Tips from a college athlete turned avid runner! As a volleyball player and the past four years as a college athlete I have been advised by numerous coaches, nutritionists, and athletic trainers. I have picked up several tricks to keeping my body healthy and avoiding injury. So for this post, I will share some of these with you. Take it from the biologist that this is not an exact science, but more like trial and observation.
ICE IS YOUR FRIEND!
If it hurts even a little, ice it. That is what any college athletic trainer would tell you to do. I looked at it as a preventative measure. After hitting 70+ volleyballs a day for four seasons, my 22 year old shoulder survived, and I attribute this to the pounds and pounds of ice that have been saran wrapped to my body. My patellas and hammies definitely held out for the same reason. I am a firm believer in ice therapy. This past season I took 7 full body ice baths, with only my hands and neck out of the tub. If I can handle that, you can handle a bag or too. You will not regret it.
Technical Benefits of Icing according to www.gomoji.com “Cryotherapy, or cold therapy, when used in the proper clinical situation can diminish pain, metabolism, and muscle spasm, thus minimizing the inflammatory response and improving recovery after soft tissue trauma.”
Ain’t nothin’ wrong with that.
Reducing soreness is key.
I personally am a fan of soreness. After a tough workout I like FEELING my hard work; however, soreness can make you want to avoid physical activity. I have found many ways to reduce soreness, but none of these will completely prevent it.
Number 1. After your workout and in the shower, gradually make the water cooler and cooler until it is almost too cold and then step out. It is like an ice bath, but not as intense, same benefits.
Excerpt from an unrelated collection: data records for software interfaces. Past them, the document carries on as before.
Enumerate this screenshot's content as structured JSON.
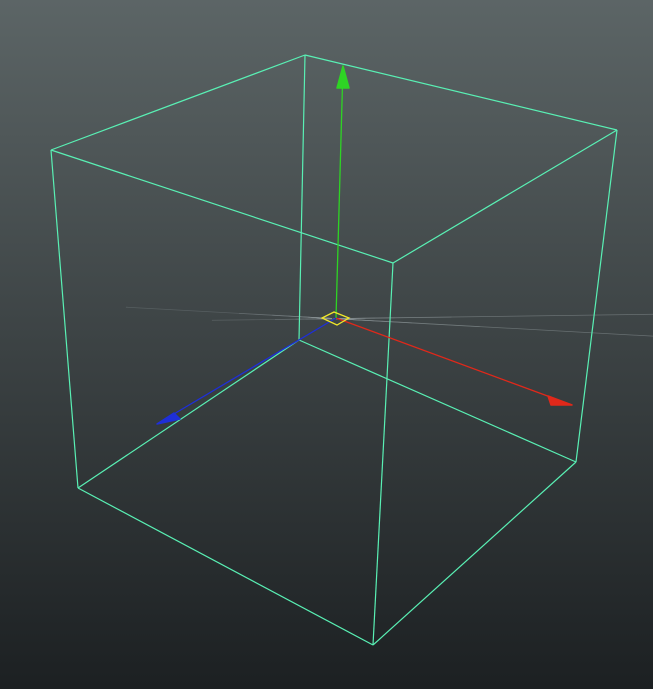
{
  "viewport": {
    "view": "perspective",
    "background_top": "#5c6566",
    "background_bottom": "#1c2022"
  },
  "colors": {
    "grid_line": "#8a9395",
    "grid_center_tint": "#2e6b4e",
    "world_axis": "#000000",
    "wireframe": "#59f0b4",
    "manipulator_x": "#e0281a",
    "manipulator_y": "#2ed424",
    "manipulator_z": "#1e2fd8",
    "pivot": "#f0e62a"
  },
  "scene": {
    "grid": {
      "visible": true
    },
    "selected_object": {
      "type": "cube",
      "display": "wireframe",
      "selected": true
    },
    "manipulator": {
      "type": "move",
      "axes": [
        "x",
        "y",
        "z"
      ],
      "active_handles": [
        "x-handle",
        "y-handle",
        "z-handle"
      ]
    },
    "icons": {
      "pivot": "pivot-center-icon"
    }
  }
}
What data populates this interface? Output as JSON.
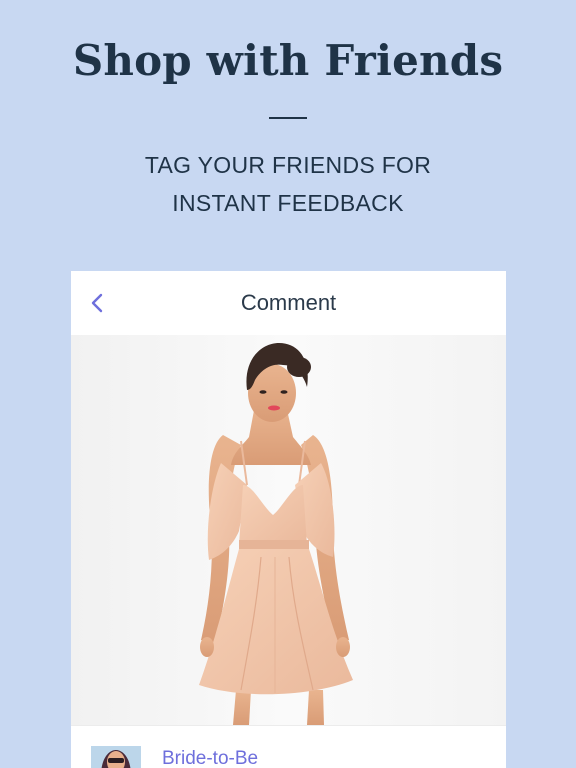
{
  "hero": {
    "title": "Shop with Friends",
    "subtitle_line1": "TAG YOUR FRIENDS FOR",
    "subtitle_line2": "INSTANT FEEDBACK"
  },
  "screen": {
    "title": "Comment",
    "back_icon": "chevron-left-icon",
    "image_alt": "Woman wearing a peach cold-shoulder chiffon dress",
    "comment": {
      "username": "Bride-to-Be",
      "avatar_icon": "user-avatar"
    }
  },
  "colors": {
    "background": "#c8d8f2",
    "headline": "#1f3347",
    "accent": "#6e6fdc",
    "dress": "#f4c9ad"
  }
}
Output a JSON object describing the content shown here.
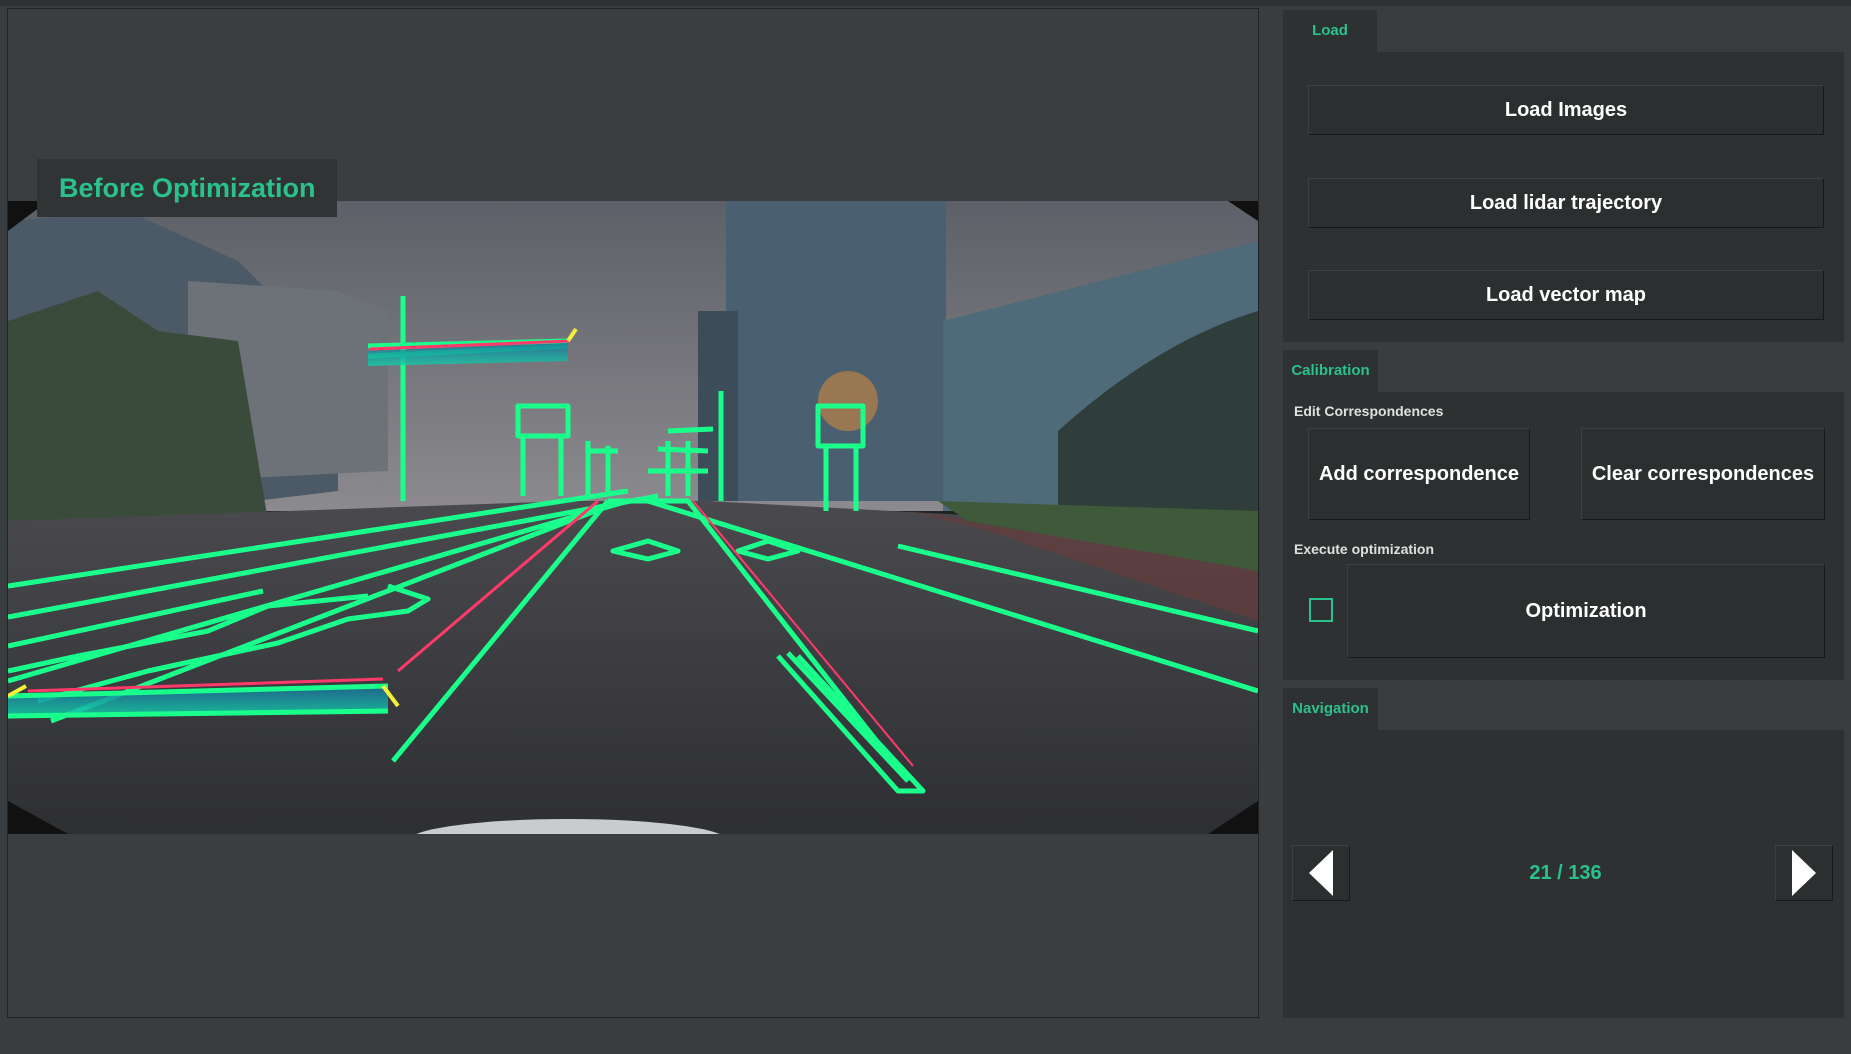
{
  "viewer": {
    "title": "Before Optimization"
  },
  "load": {
    "tab_label": "Load",
    "buttons": [
      "Load Images",
      "Load lidar trajectory",
      "Load vector map"
    ]
  },
  "calibration": {
    "tab_label": "Calibration",
    "edit_label": "Edit Correspondences",
    "add_button": "Add correspondence",
    "clear_button": "Clear correspondences",
    "execute_label": "Execute optimization",
    "optimization_button": "Optimization",
    "optimization_checked": false
  },
  "navigation": {
    "tab_label": "Navigation",
    "counter": "21 / 136"
  },
  "colors": {
    "accent": "#2ac18e",
    "overlay": "#1aff8c",
    "overlay_edge_red": "#ff3a6a",
    "overlay_edge_yellow": "#f2f03a"
  }
}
Number 2. Avoid acidic beverages after physical activity. Soda Pop, orange juice, apple juice, tomato juice are high in acid. In biology terms, this will raise you blood pH and the acid will settle in your muscles causing soreness.
Number 3. Stretching. Does this even need an explanation? Stretch before so you don’t hurt yourself by running, and stretch after to prevent muscles from shrinking too rapidly.
Number 4. Heating before can help to loosen up your muscles just like stretching, but be careful not to burn yourself. Heat the area first then stretch it out.
Number 5. Ibuprofen, You-buprofen, We all-buprofen. Quick fix if you have to run today. Long term regimes have been recommended for over-use injuries.
Number 6. Take time off! Let the soreness pass, but if it doesn’t, you may have a more serious injury. My experience has proven that pushing through soreness and running anyway makes your muscles used to the physical activity. Soreness is your body saying, “I am getting in shape!” Love it!
Energy drinks are a no.
They are banned by the NCAA for a good reason, and there are plenty of natural alternatives worth researching.
Too much protein is bad.
Before my third 5K I ate ¾ of a vanilla Power Bar and vomited 100 yards from the finish line and my first metal (Shout out Smackover Oil Run). If you are going to eat a power bar, wait until you have already gotten your metal. Protein supplements are recommended for recovery after physical activity.
My favorite recovery drink is a big glass of chocolate milk! The protein from the milk will give your muscles what they need and the lactose sugar will give you a little energy boost. If you didn’t just run a marathon, more protein than that is really not necessary. Excess proteins will be degraded as cellular waste anyway.
Hydrate or Die!
I hope these help! The most important thing to take from this is to learn your body’s language. Know and respect what you need, and love great messages like sore quads! #sheruns #noexcuses